Another interesting aspect of the Peru project is that the group is not only collecting and analyzing waters but also other materials that incorporate water signatures. For example, any animals that drink water or eat plants that take up the local water will preserve the water signature in their teeth or eggshells. During this recent field season Phoebe also collected eggs from hens in the villages they passed through. “From the same place, I’d get an egg that was blue and an egg that was pink with brown speckles,” says Phoebe, “they were from the same person so obviously there is quite a bit of difference even among hens from the same place.”

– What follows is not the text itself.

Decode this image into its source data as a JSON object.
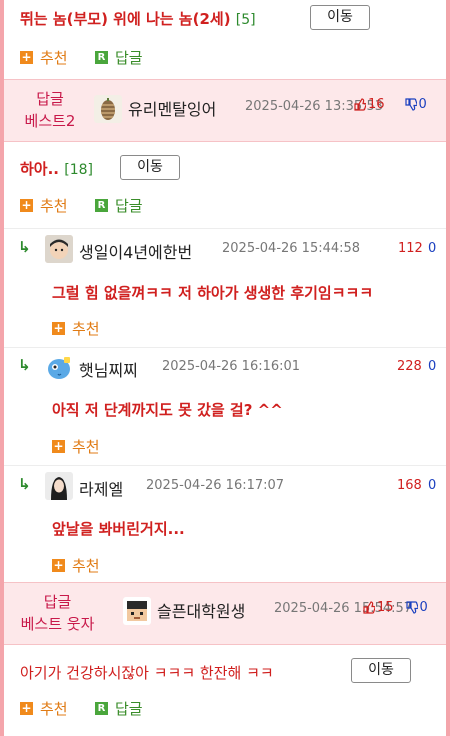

To date, 1038 samples have been collected from numerous water sources including: river, spring, creek, canal, pond, lake, rain, ground, ocean, marsh, swamp, and tap waters. 104 different people have contributed to this collection from 6 continents (North America, South America, Europe, Africa, Oceania, Asia), all 50 states in the US, and 38 different countries. Phoebe, who also enjoys running, biking, woodworking, and jigsaw puzzles, is dedicated to measuring isotopes from any and all the water she receives and so far, has conducted over 800 18O, 16O, D and H analyses, and 29 17O measurements. Analyzing for 17O is a time intensive hands-on processes whereas the other isotope measurements are done quickly on an automatic machine, so the plan is to analyze every water sample for 18O, 16O, D and H, and then pick a small subset (~100) of those to use for 17O analysis.
This is an ongoing project with the goal of making a database of oxygen and hydrogen isotopes of modern waters. As waters are collected, they are added to a publicly available map, which shows sample locations and any comments about the sample. If you are interested in helping this project, or curious about the isotopic composition of the water in your neighborhood or places you plan to visit this year, consider becoming a citizen scientist and contact Phoebe Aron. She will send you a sampling kit with water collection vials, instructions, and pre-paid shipping labels!